RAW DATA>

►

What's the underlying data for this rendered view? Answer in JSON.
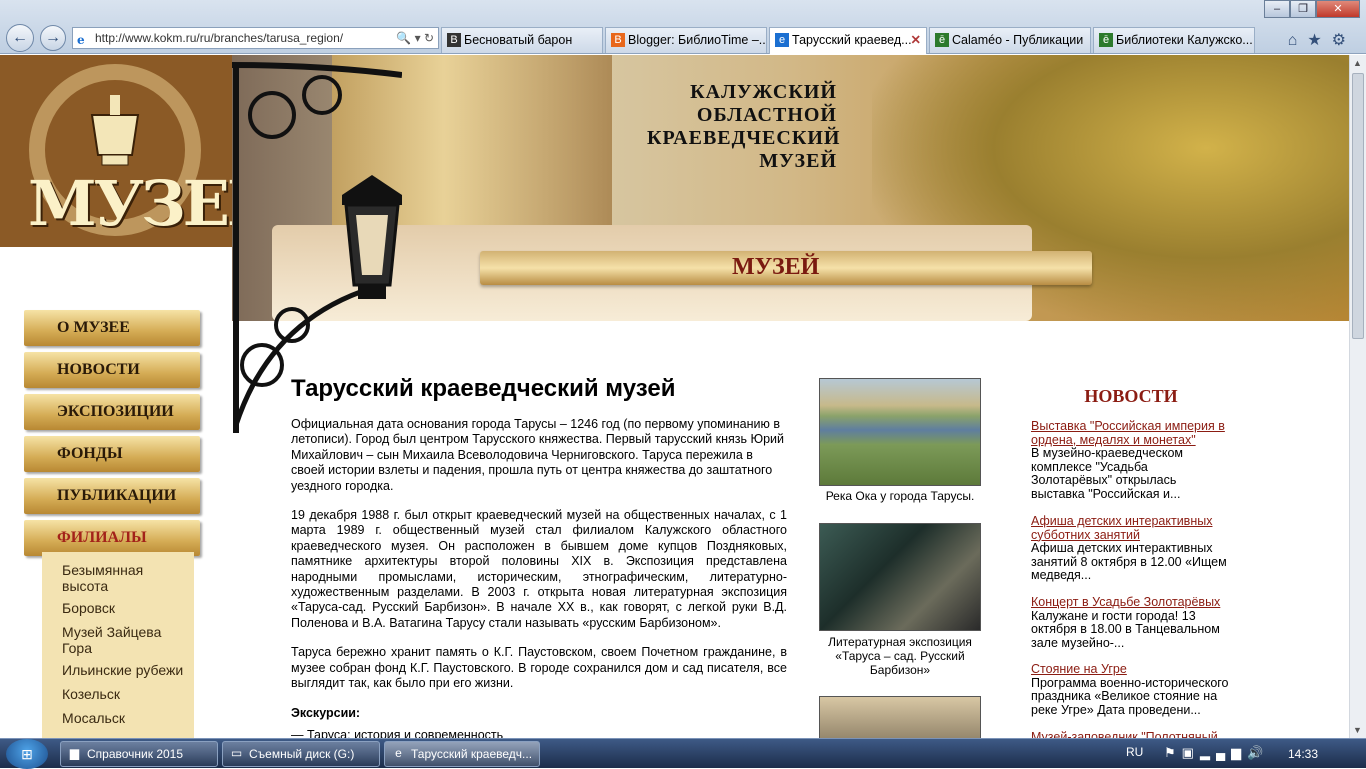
{
  "browser": {
    "url": "http://www.kokm.ru/ru/branches/tarusa_region/",
    "tabs": [
      {
        "label": "Бесноватый барон",
        "icon": "B",
        "color": "#333333",
        "active": false
      },
      {
        "label": "Blogger: БиблиоTime –...",
        "icon": "B",
        "color": "#e8671b",
        "active": false
      },
      {
        "label": "Тарусский краевед...",
        "icon": "e",
        "color": "#1b6fd1",
        "active": true
      },
      {
        "label": "Calaméo - Публикации",
        "icon": "ē",
        "color": "#2c7a2c",
        "active": false
      },
      {
        "label": "Библиотеки Калужско...",
        "icon": "ē",
        "color": "#2c7a2c",
        "active": false
      }
    ]
  },
  "site": {
    "logo_word": "МУЗЕЙ",
    "logo_ring": "КАЛУЖСКИЙ ОБЛАСТНОЙ КРАЕВЕДЧЕСКИЙ",
    "museum_name": [
      "КАЛУЖСКИЙ",
      "ОБЛАСТНОЙ",
      "КРАЕВЕДЧЕСКИЙ",
      "МУЗЕЙ"
    ],
    "ribbon": "МУЗЕЙ"
  },
  "menu": [
    {
      "label": "О МУЗЕЕ",
      "current": false
    },
    {
      "label": "НОВОСТИ",
      "current": false
    },
    {
      "label": "ЭКСПОЗИЦИИ",
      "current": false
    },
    {
      "label": "ФОНДЫ",
      "current": false
    },
    {
      "label": "ПУБЛИКАЦИИ",
      "current": false
    },
    {
      "label": "ФИЛИАЛЫ",
      "current": true
    }
  ],
  "submenu": [
    "Безымянная высота",
    "Боровск",
    "Музей Зайцева Гора",
    "Ильинские рубежи",
    "Козельск",
    "Мосальск"
  ],
  "content": {
    "title": "Тарусский краеведческий музей",
    "p1": "Официальная дата основания города Тарусы – 1246 год (по первому упоминанию в летописи). Город был центром Тарусского княжества. Первый тарусский князь Юрий Михайлович – сын Михаила Всеволодовича Черниговского. Таруса пережила в своей истории взлеты и падения, прошла путь от центра княжества до заштатного уездного городка.",
    "p2": "19 декабря 1988 г. был открыт краеведческий музей на общественных началах, с 1 марта 1989 г. общественный музей стал филиалом Калужского областного краеведческого музея. Он расположен в бывшем доме купцов Поздняковых, памятнике архитектуры второй половины XIX в. Экспозиция представлена народными промыслами, историческим, этнографическим, литературно-художественным разделами. В 2003 г. открыта новая  литературная экспозиция «Таруса-сад. Русский Барбизон». В начале XX в., как говорят, с легкой руки В.Д. Поленова и В.А. Ватагина Тарусу стали называть «русским Барбизоном».",
    "p3": "Таруса бережно хранит память о К.Г. Паустовском, своем Почетном гражданине, в музее собран фонд К.Г. Паустовского. В городе сохранился дом и сад писателя, все выглядит так, как было при его жизни.",
    "excursions_label": "Экскурсии:",
    "excursion1": "— Таруса: история и современность"
  },
  "photos": [
    {
      "caption": "Река Ока у города Тарусы."
    },
    {
      "caption": "Литературная экспозиция «Таруса – сад. Русский Барбизон»"
    }
  ],
  "news": {
    "heading": "НОВОСТИ",
    "items": [
      {
        "title": "Выставка \"Российская империя в ордена, медалях и монетах\"",
        "text": "В музейно-краеведческом комплексе  \"Усадьба Золотарёвых\" открылась выставка \"Российская и..."
      },
      {
        "title": "Афиша детских интерактивных субботних занятий",
        "text": "Афиша детских интерактивных занятий   8 октября в 12.00 «Ищем медведя..."
      },
      {
        "title": "Концерт в Усадьбе Золотарёвых",
        "text": "Калужане и гости города!  13 октября в 18.00  в Танцевальном зале музейно-..."
      },
      {
        "title": "Стояние на Угре",
        "text": "Программа военно-исторического праздника «Великое стояние на реке Угре» Дата проведени..."
      },
      {
        "title": "Музей-заповедник \"Полотняный",
        "text": ""
      }
    ]
  },
  "taskbar": {
    "items": [
      {
        "label": "Справочник 2015",
        "icon": "▆",
        "active": false
      },
      {
        "label": "Съемный диск (G:)",
        "icon": "▭",
        "active": false
      },
      {
        "label": "Тарусский краеведч...",
        "icon": "e",
        "active": true
      }
    ],
    "lang": "RU",
    "time": "14:33"
  }
}
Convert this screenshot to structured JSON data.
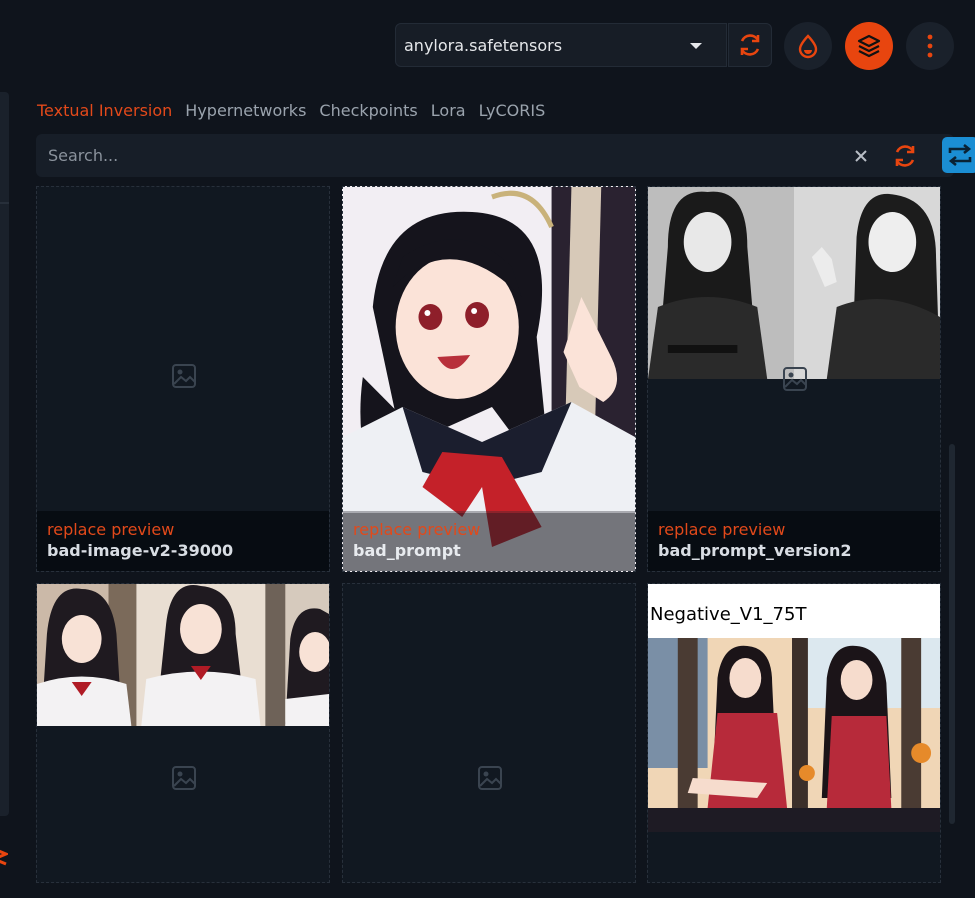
{
  "header": {
    "model_value": "anylora.safetensors",
    "model_refresh_icon": "refresh-icon",
    "buttons": [
      {
        "icon": "droplet-icon",
        "active": false
      },
      {
        "icon": "layers-icon",
        "active": true
      },
      {
        "icon": "more-vertical-icon",
        "active": false
      }
    ]
  },
  "tabs": [
    {
      "label": "Textual Inversion",
      "active": true
    },
    {
      "label": "Hypernetworks",
      "active": false
    },
    {
      "label": "Checkpoints",
      "active": false
    },
    {
      "label": "Lora",
      "active": false
    },
    {
      "label": "LyCORIS",
      "active": false
    }
  ],
  "search": {
    "placeholder": "Search...",
    "value": ""
  },
  "cards": [
    {
      "replace_label": "replace preview",
      "title": "bad-image-v2-39000"
    },
    {
      "replace_label": "replace preview",
      "title": "bad_prompt"
    },
    {
      "replace_label": "replace preview",
      "title": "bad_prompt_version2"
    },
    {
      "replace_label": "",
      "title": ""
    },
    {
      "replace_label": "",
      "title": ""
    },
    {
      "replace_label": "",
      "title": "",
      "image_caption": "Negative_V1_75T"
    }
  ],
  "colors": {
    "accent": "#e2491a",
    "sort_button": "#1b8ed3",
    "background": "#0f141c"
  }
}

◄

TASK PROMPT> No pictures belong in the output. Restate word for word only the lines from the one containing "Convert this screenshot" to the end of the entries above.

RESPONSE BOX>
Convert this screenshot to structured JSON data.
{
  "header": {
    "model_value": "anylora.safetensors",
    "model_refresh_icon": "refresh-icon",
    "buttons": [
      {
        "icon": "droplet-icon",
        "active": false
      },
      {
        "icon": "layers-icon",
        "active": true
      },
      {
        "icon": "more-vertical-icon",
        "active": false
      }
    ]
  },
  "tabs": [
    {
      "label": "Textual Inversion",
      "active": true
    },
    {
      "label": "Hypernetworks",
      "active": false
    },
    {
      "label": "Checkpoints",
      "active": false
    },
    {
      "label": "Lora",
      "active": false
    },
    {
      "label": "LyCORIS",
      "active": false
    }
  ],
  "search": {
    "placeholder": "Search...",
    "value": ""
  },
  "cards": [
    {
      "replace_label": "replace preview",
      "title": "bad-image-v2-39000"
    },
    {
      "replace_label": "replace preview",
      "title": "bad_prompt"
    },
    {
      "replace_label": "replace preview",
      "title": "bad_prompt_version2"
    },
    {
      "replace_label": "",
      "title": ""
    },
    {
      "replace_label": "",
      "title": ""
    },
    {
      "replace_label": "",
      "title": "",
      "image_caption": "Negative_V1_75T"
    }
  ],
  "colors": {
    "accent": "#e2491a",
    "sort_button": "#1b8ed3",
    "background": "#0f141c"
  }
}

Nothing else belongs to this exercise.